What this task involves —
Show each line from the records below in which the word "report" occurs.

─── Entries shown

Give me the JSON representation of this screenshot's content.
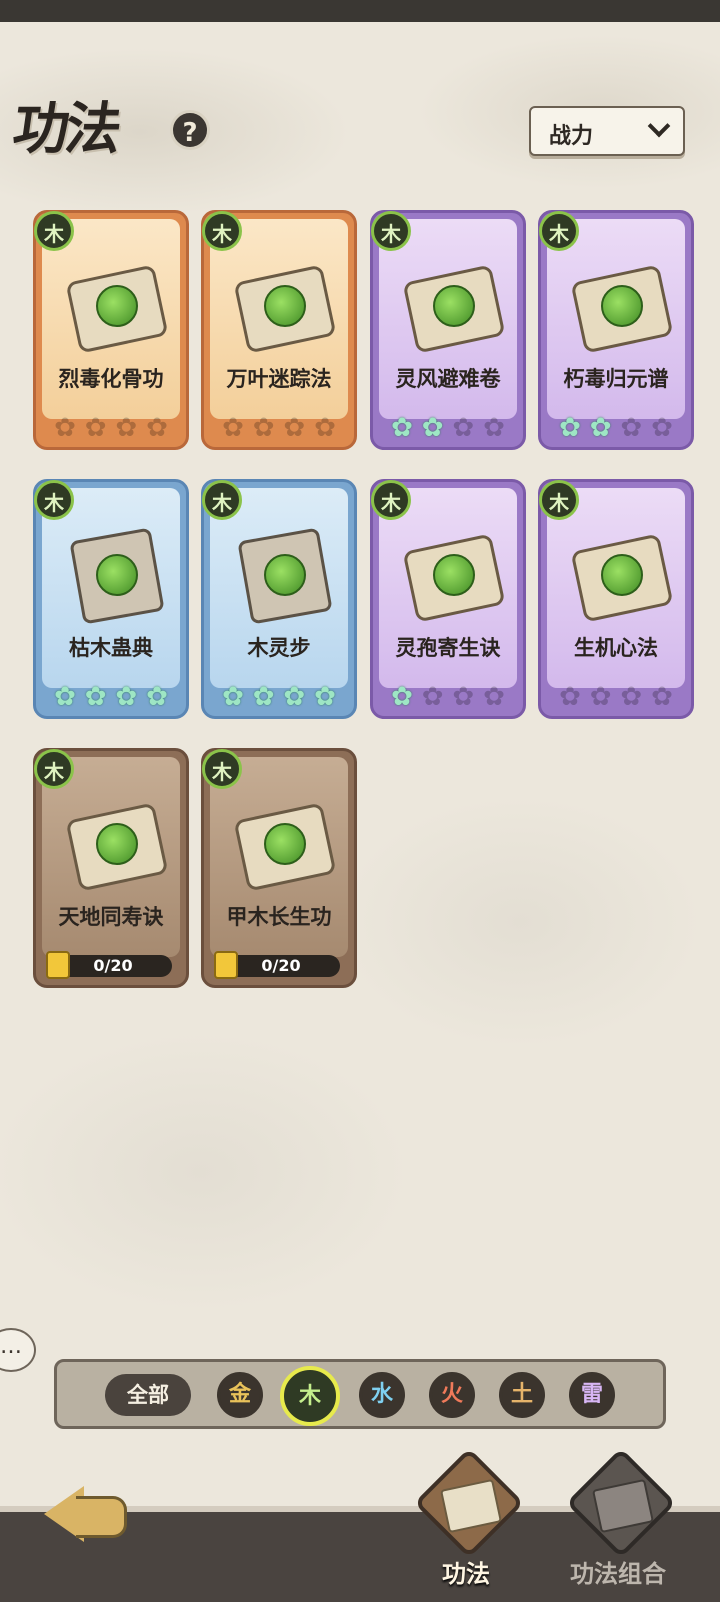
{
  "header": {
    "title": "功法",
    "help_icon": "?",
    "sort_label": "战力"
  },
  "cards": [
    {
      "name": "烈毒化骨功",
      "element": "木",
      "rarity": "orange",
      "art": "dragon-scroll",
      "stars_lit": 0,
      "stars_total": 4
    },
    {
      "name": "万叶迷踪法",
      "element": "木",
      "rarity": "orange",
      "art": "dragon-scroll",
      "stars_lit": 0,
      "stars_total": 4
    },
    {
      "name": "灵风避难卷",
      "element": "木",
      "rarity": "purple",
      "art": "scroll-leaf",
      "stars_lit": 2,
      "stars_total": 4
    },
    {
      "name": "朽毒归元谱",
      "element": "木",
      "rarity": "purple",
      "art": "scroll-skull",
      "stars_lit": 2,
      "stars_total": 4
    },
    {
      "name": "枯木蛊典",
      "element": "木",
      "rarity": "blue",
      "art": "book-skull",
      "stars_lit": 4,
      "stars_total": 4
    },
    {
      "name": "木灵步",
      "element": "木",
      "rarity": "blue",
      "art": "book-leaf",
      "stars_lit": 4,
      "stars_total": 4
    },
    {
      "name": "灵孢寄生诀",
      "element": "木",
      "rarity": "purple",
      "art": "scroll-figure",
      "stars_lit": 1,
      "stars_total": 4
    },
    {
      "name": "生机心法",
      "element": "木",
      "rarity": "purple",
      "art": "scroll-orb",
      "stars_lit": 0,
      "stars_total": 4
    },
    {
      "name": "天地同寿诀",
      "element": "木",
      "rarity": "brown",
      "art": "dragon-scroll",
      "fragments": "0/20"
    },
    {
      "name": "甲木长生功",
      "element": "木",
      "rarity": "brown",
      "art": "dragon-scroll",
      "fragments": "0/20"
    }
  ],
  "filters": {
    "all_label": "全部",
    "elements": [
      {
        "label": "金",
        "color": "#e9c25a"
      },
      {
        "label": "木",
        "color": "#c5ef8d",
        "selected": true
      },
      {
        "label": "水",
        "color": "#7fd0f0"
      },
      {
        "label": "火",
        "color": "#f07a5a"
      },
      {
        "label": "土",
        "color": "#e6b46a"
      },
      {
        "label": "雷",
        "color": "#d8b6f5"
      }
    ]
  },
  "chat_icon": "…",
  "bottom_nav": {
    "tabs": [
      {
        "label": "功法",
        "active": true
      },
      {
        "label": "功法组合",
        "active": false
      }
    ]
  }
}
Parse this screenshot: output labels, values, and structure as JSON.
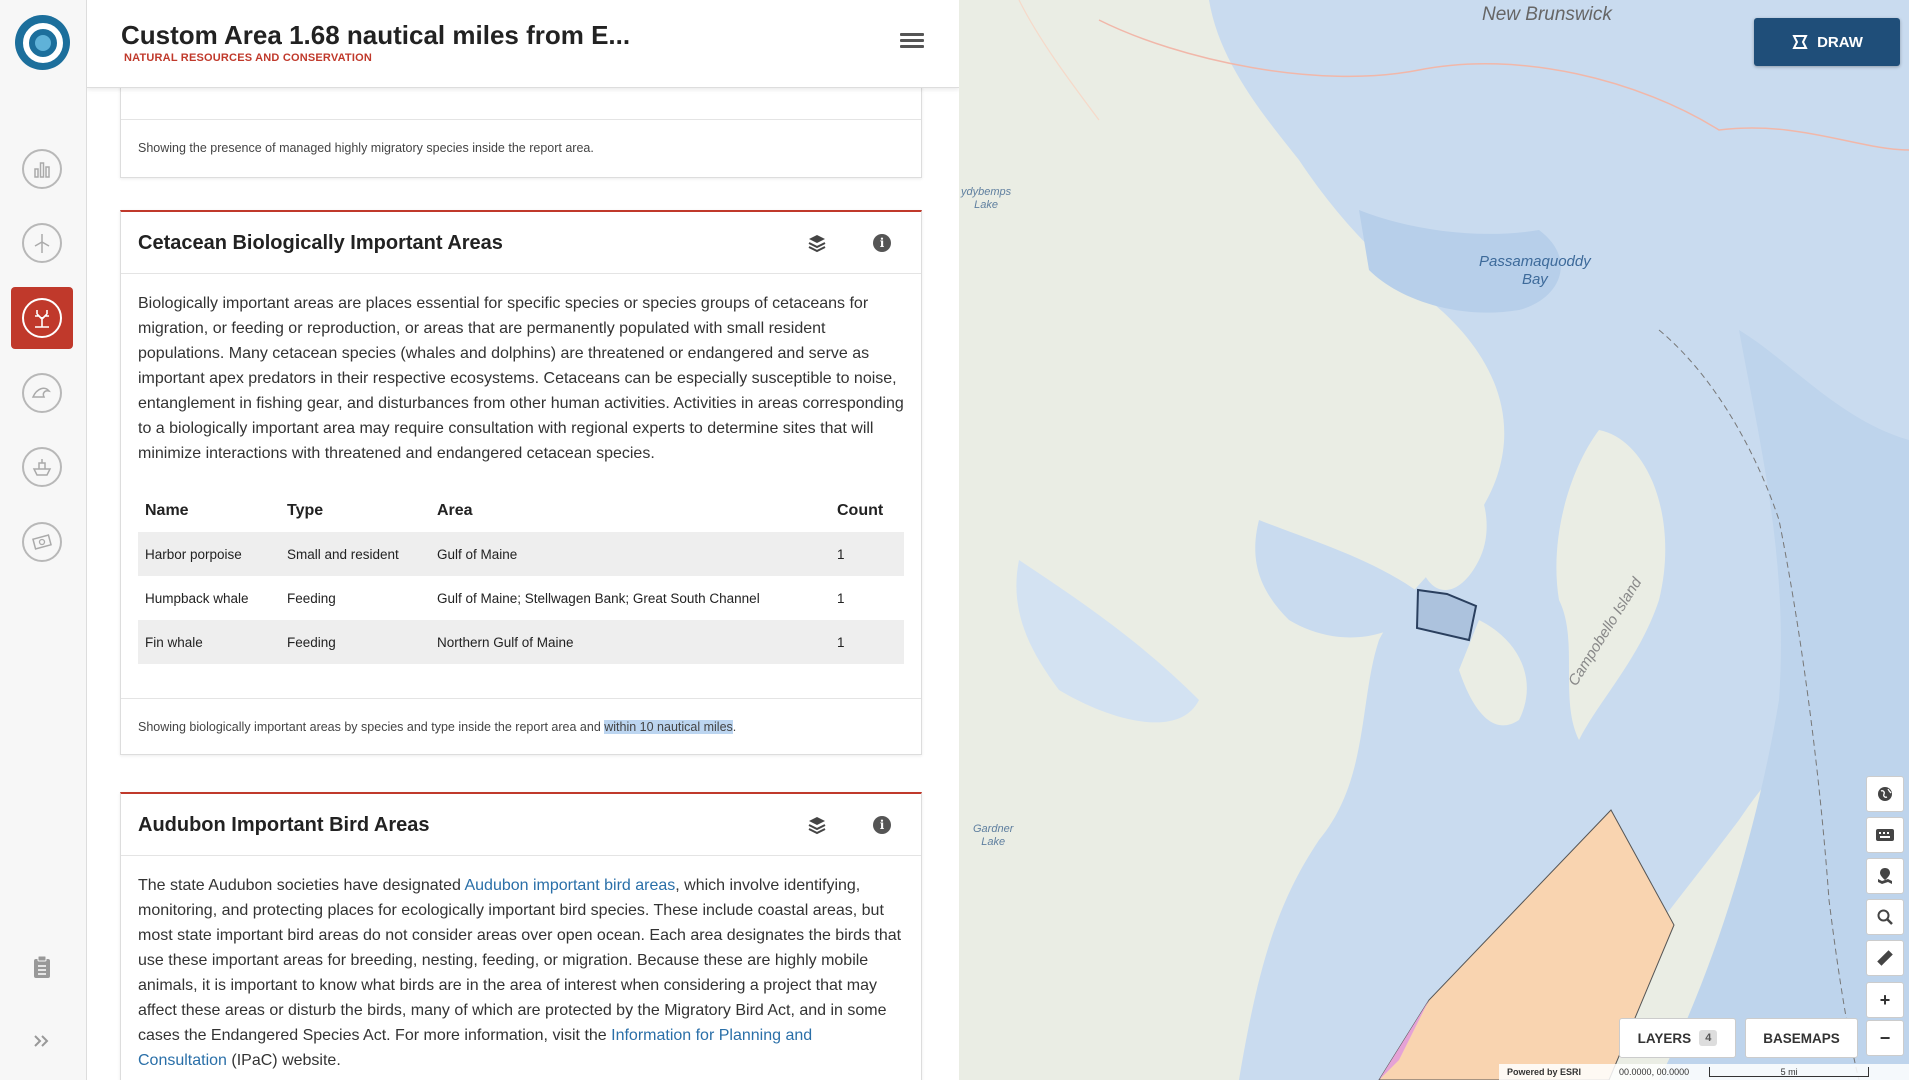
{
  "header": {
    "title": "Custom Area 1.68 nautical miles from E...",
    "subtitle": "NATURAL RESOURCES AND CONSERVATION"
  },
  "rail": {
    "items": [
      "chart-icon",
      "wind-turbine-icon",
      "coral-icon",
      "wave-icon",
      "ship-icon",
      "money-icon"
    ],
    "active": "coral-icon",
    "bottom": [
      "clipboard-icon",
      "expand-icon"
    ]
  },
  "prev_card": {
    "footer": "Showing the presence of managed highly migratory species inside the report area."
  },
  "cetacean": {
    "title": "Cetacean Biologically Important Areas",
    "description": "Biologically important areas are places essential for specific species or species groups of cetaceans for migration, or feeding or reproduction, or areas that are permanently populated with small resident populations. Many cetacean species (whales and dolphins) are threatened or endangered and serve as important apex predators in their respective ecosystems. Cetaceans can be especially susceptible to noise, entanglement in fishing gear, and disturbances from other human activities. Activities in areas corresponding to a biologically important area may require consultation with regional experts to determine sites that will minimize interactions with threatened and endangered cetacean species.",
    "columns": [
      "Name",
      "Type",
      "Area",
      "Count"
    ],
    "rows": [
      [
        "Harbor porpoise",
        "Small and resident",
        "Gulf of Maine",
        "1"
      ],
      [
        "Humpback whale",
        "Feeding",
        "Gulf of Maine; Stellwagen Bank; Great South Channel",
        "1"
      ],
      [
        "Fin whale",
        "Feeding",
        "Northern Gulf of Maine",
        "1"
      ]
    ],
    "footer_prefix": "Showing biologically important areas by species and type inside the report area and ",
    "footer_highlight": "within 10 nautical miles",
    "footer_suffix": "."
  },
  "audubon": {
    "title": "Audubon Important Bird Areas",
    "p1": "The state Audubon societies have designated ",
    "link1": "Audubon important bird areas",
    "p2": ", which involve identifying, monitoring, and protecting places for ecologically important bird species. These include coastal areas, but most state important bird areas do not consider areas over open ocean. Each area designates the birds that use these important areas for breeding, nesting, feeding, or migration. Because these are highly mobile animals, it is important to know what birds are in the area of interest when considering a project that may affect these areas or disturb the birds, many of which are protected by the Migratory Bird Act, and in some cases the Endangered Species Act. For more information, visit the ",
    "link2": "Information for Planning and Consultation",
    "p3": " (IPaC) website."
  },
  "map": {
    "labels": {
      "new_brunswick": "New Brunswick",
      "passamaquoddy": "Passamaquoddy\nBay",
      "campobello": "Campobello Island",
      "ydybemps": "ydybemps\nLake",
      "gardner": "Gardner\nLake"
    },
    "draw_label": "DRAW",
    "layers_label": "LAYERS",
    "layers_count": "4",
    "basemaps_label": "BASEMAPS",
    "powered_by": "Powered by ESRI",
    "coords": "00.0000, 00.0000",
    "scale": "5 mi",
    "tools": [
      "globe-icon",
      "keyboard-icon",
      "map-pin-icon",
      "search-icon",
      "ruler-icon",
      "zoom-in-icon",
      "zoom-out-icon"
    ],
    "zoom_in": "+",
    "zoom_out": "−",
    "colors": {
      "water": "#c9dbef",
      "land": "#eaede4",
      "wind_area": "#f9d4b0",
      "accent": "#1f4e79"
    }
  }
}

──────

Finished exercise —
    "footer": "Showing the presence of managed highly migratory species inside the report area."
    "footer_prefix": "Showing biologically important areas by species and type inside the report area and ",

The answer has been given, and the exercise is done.